For some time, I've thought that the Ring in LOTR is an interesting viewpoint character-- it tried so hard, it waited so long, it came so close to succeeding, but it failed.
Recently, I've been exposed to enough idealism that I came up with a more complex version.
Suppose that being away from Sauron causes the Ring to have its own take on things. In particular, being in contact with Bilbo, Frodo, and Sam is quite a different world than Sauron's point of view.
I think the turning point would be when Sam is tempted with a garden the size of a continent. The Ring doesn't understand anything benevolent, it's just amplifying what Sam wants, but then the Ring is in contact with Sam's love of a proportionate garden that he takes care of himself. It's nothing like Mordor's wasteland.
We can assume slow erosion of the Ring's similarity to Sauron from decades in the Shire, even though it didn't make a huge obvious change.
Here's the part where I need to reread LOTR, which is on the to-do list anyway.
When Frodo puts on the Ring at the Cracks of Doom, the Ring is horrified. Gollum was addicted, of course, but the Ring adds a push so that Gollum is able to take the Ring (saving Frodo, who the Ring is sympathetic to, but not enough to save his finger) and fall into the lava.
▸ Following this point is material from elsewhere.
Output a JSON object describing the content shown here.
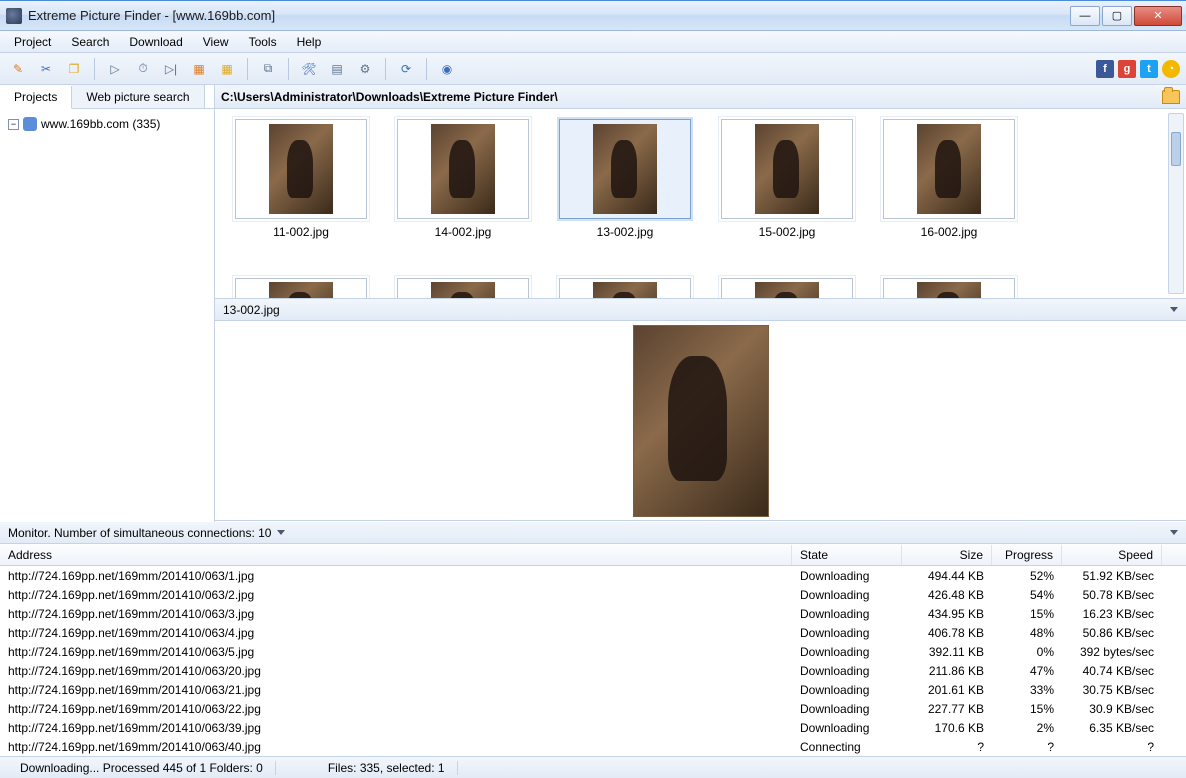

And in the real world, lava fertilizes the soil, like a less intense version of the dirt from Lothlorien. This entry was posted at https://nancylebov.dreamwidth.org/1112395.html. Comments are welcome here or there. comments so far on that entry.